Could social enterprise and the “inside out” transformation of the health service be on the cards now?
What do we know? Well, the Conservative Party’s Big Society theme involves reinvigorating community action and civil society, carrying a promise to put the third sector, charities and social enterprise at the heart of public service delivery. The Liberal Democrats believe in putting power in the hands of those able to deliver at a local level and Labour see social enterprise as having a central role in public service delivery.
So much common ground should herald a positive response to demands for more personalised and tailored services. We could be entering an era where some interesting new models for providing health and social care services emerge. There are likely to be new opportunities for employee-owned mutuals, charities and not for profits in a more diverse market of service providers.
In 2008 Lord Darzi promised frontline health staff the “right to request” to set up a social enterprise. These organisations were supposed to be the ‘disruptive innovators’ who would reform the system from within. Progress in building scale from these models has been slow. However, the concept could now be reinvigorated and extended in health and indeed across all public services, entailing a significant ramping up of activity.

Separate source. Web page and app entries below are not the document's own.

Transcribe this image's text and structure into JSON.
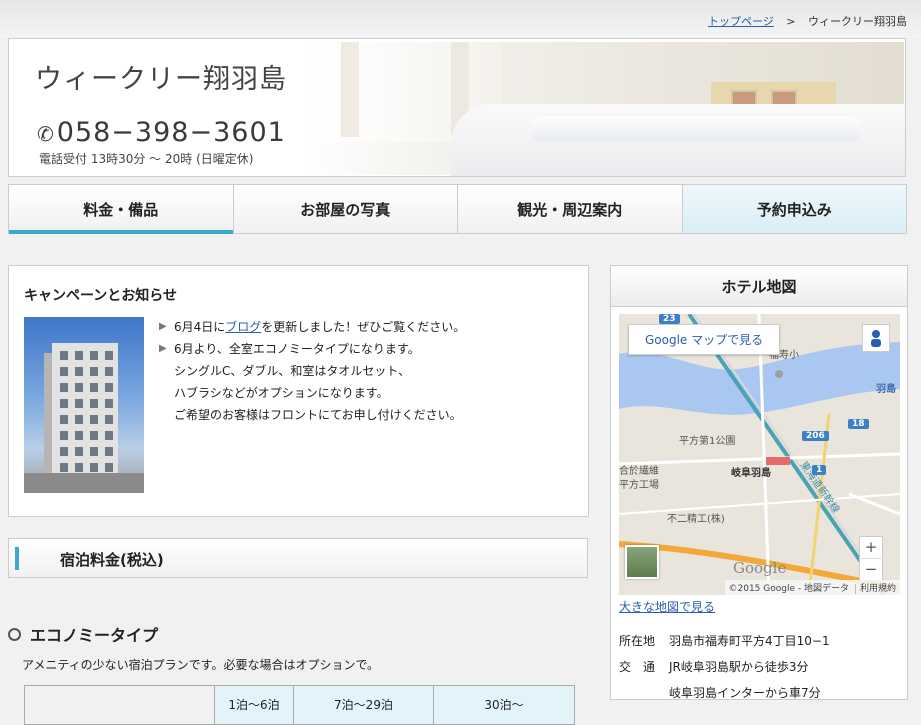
{
  "breadcrumb": {
    "home": "トップページ",
    "separator": ">",
    "current": "ウィークリー翔羽島"
  },
  "header": {
    "title": "ウィークリー翔羽島",
    "phone": "058−398−3601",
    "phone_hours": "電話受付 13時30分 ～ 20時 (日曜定休)"
  },
  "nav": {
    "items": [
      "料金・備品",
      "お部屋の写真",
      "観光・周辺案内",
      "予約申込み"
    ],
    "active_index": 0
  },
  "news": {
    "title": "キャンペーンとお知らせ",
    "item1_prefix": "6月4日に",
    "item1_link": "ブログ",
    "item1_suffix": "を更新しました！ぜひご覧ください。",
    "item2_lines": [
      "6月より、全室エコノミータイプになります。",
      "シングルC、ダブル、和室はタオルセット、",
      "ハブラシなどがオプションになります。",
      "ご希望のお客様はフロントにてお申し付けください。"
    ]
  },
  "price": {
    "heading": "宿泊料金(税込)",
    "type_title": "エコノミータイプ",
    "type_desc": "アメニティの少ない宿泊プランです。必要な場合はオプションで。",
    "columns": [
      "",
      "1泊～6泊",
      "7泊～29泊",
      "30泊～"
    ]
  },
  "map": {
    "title": "ホテル地図",
    "view_button": "Google マップで見る",
    "zoom_in": "+",
    "zoom_out": "−",
    "logo": "Google",
    "attribution": "©2015 Google - 地図データ",
    "terms": "利用規約",
    "labels": {
      "school": "福寿小",
      "park": "平方第1公園",
      "station": "岐阜羽島",
      "company": "不二精工(株)",
      "factory": "合於繊維",
      "factory2": "平方工場",
      "town": "福寿",
      "hashima": "羽島",
      "rail": "東海道新幹線",
      "shields": [
        "23",
        "206",
        "18",
        "1"
      ]
    },
    "large_link": "大きな地図で見る"
  },
  "address": {
    "label1": "所在地",
    "value1": "羽島市福寿町平方4丁目10−1",
    "label2": "交　通",
    "value2": "JR岐阜羽島駅から徒歩3分",
    "value3": "岐阜羽島インターから車7分"
  },
  "colors": {
    "accent": "#3aa9cf",
    "link": "#2a5db0",
    "reserve_bg": "#d9eef7"
  },
  "icons": {
    "phone": "phone-icon",
    "bullet": "triangle-right-icon",
    "pegman": "pegman-icon"
  }
}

The attraction for these managers and service users is exercising more control over their own destinies and shaping the direction of their services. Often the services may be seen as “non-core” to the public sector host and, by gaining a degree of independence, access to new funding streams and selling their services into wider markets, they could achieve a more sustainable future. However, for such service innovation to gain momentum and succeed on a viable scale, some practical challenges and obstacles must be addressed.
Our research shows there are three main problems. Firstly, there are often powerful vested interests in senior management who simply do not want large swathes of their service empire to disappear. Yet, currently, senior management support must be secured to allow services to float off. Tactics as basic as stopping the items from ever reaching PCT board agendas can halt progress. In one case our client endured a disciplinary hearing for daring to go behind the board’s back. Without a powerful independent champion it may be difficult to gain momentum.
Secondly, there is a shortage of early-stage working capital to support the fledgling enterprises in this start-up phase. However, once a contract has been secured, lenders will be keen to support enterprises with often very significant turnover.
Thirdly, the contract commissioning and tendering process is too cumbersome. Tender documents and contracts are often not fit for purpose and try to load too much risk onto fledgling providers. Outside providers find it difficult to compete on a level playing field.
No one should underestimate the hard slog the disruptive innovators will endure to launch their new enterprises. It is a roller coaster for some – navigating the bureaucracy to gain approval to spin out; persuading the staff to make the jump – in the face of union opposition on pension rights, which is often spun unfavourably. It will require nerves of steel and a strong determination to succeed.
Mark Johnson is managing director of specialist public services law firm TPP Law